The event will also be used to share the national plan of action on GBV 2019 to 2023, and to review existing regional gender permanent taskforce plans while developing new plans aligned to the GBV plan of action.

The platforms will also be used to identify key challenges and opportunities for women's economic empowerment issues in the regions and to address how to better boost economic empowerment. In November last year, Namibian Sun reported on statistics which showed that one third of Namibian rape victims are younger than 18 while more than a third of women aged between 15 and 49 have experienced some form of violence in this country. The ministry of justice further confirmed that at the time, 70% of criminal cases registered at the High Court were related to gender-based violence (GBV).

Also, more than 3 200 domestic violence cases were registered with the Namibian police during the financial year 2015 to 2016. The 2013 Demographic and Health Survey found that 32% of all women aged 15-49 surveyed had experienced physical violence since age 15, and that 14% experienced physical violence in the 12 months prior to the survey.

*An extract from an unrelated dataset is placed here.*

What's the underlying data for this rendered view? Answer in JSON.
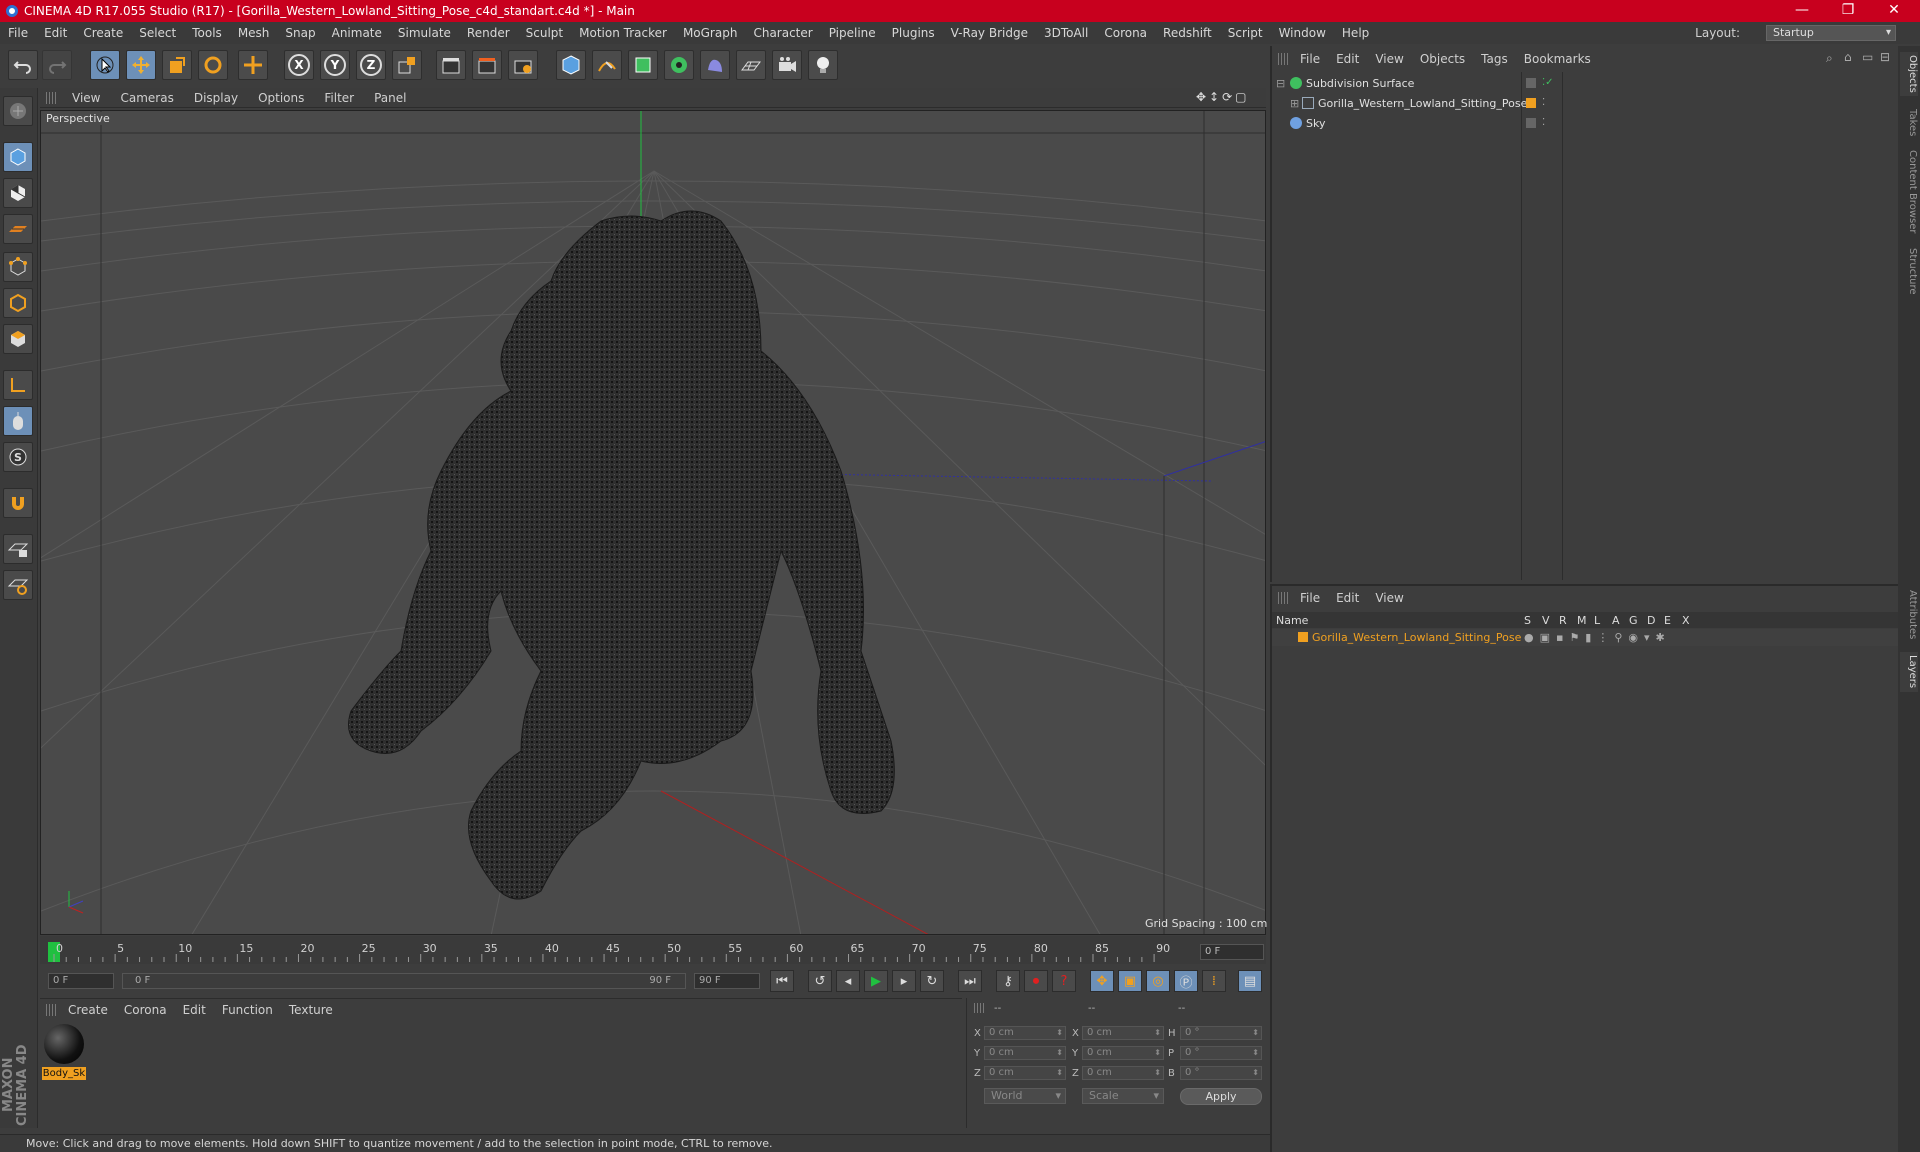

The incidence of violence was highest in Kavango, Omaheke, //Karas and Kunene and lowest in Omusati.

Looking at sexual violence specifically, 7% of women age 15-49 had experienced sexual violence since age 15, and 4% had experienced such violence in the 12 months prior to the survey. Sexual violence was relatively high in //Karas, Otjozondjupa and Khomas, and lower than average in Oshana, Omusati and Ohangwena.

About 6% of the women surveyed reported experiencing physical violence during a pregnancy, and 15% of Namibian women who had experienced violence had never sought help or told anyone about the violence.

Nevertheless, results from the Afrobarometer survey specific to Namibia found that 84% of Namibians believe it is never justified for a man to beat his wife. Most Namibians also believe that the government is waging a robust and effective war against gender-based violence, according to the survey.

“Despite daily reports of gender-based violence in Namibia, 71% of Namibians believe that the government is handling the fight against gender-based violence well,” it was stated at the release of the report.

JANA-MARI SMITH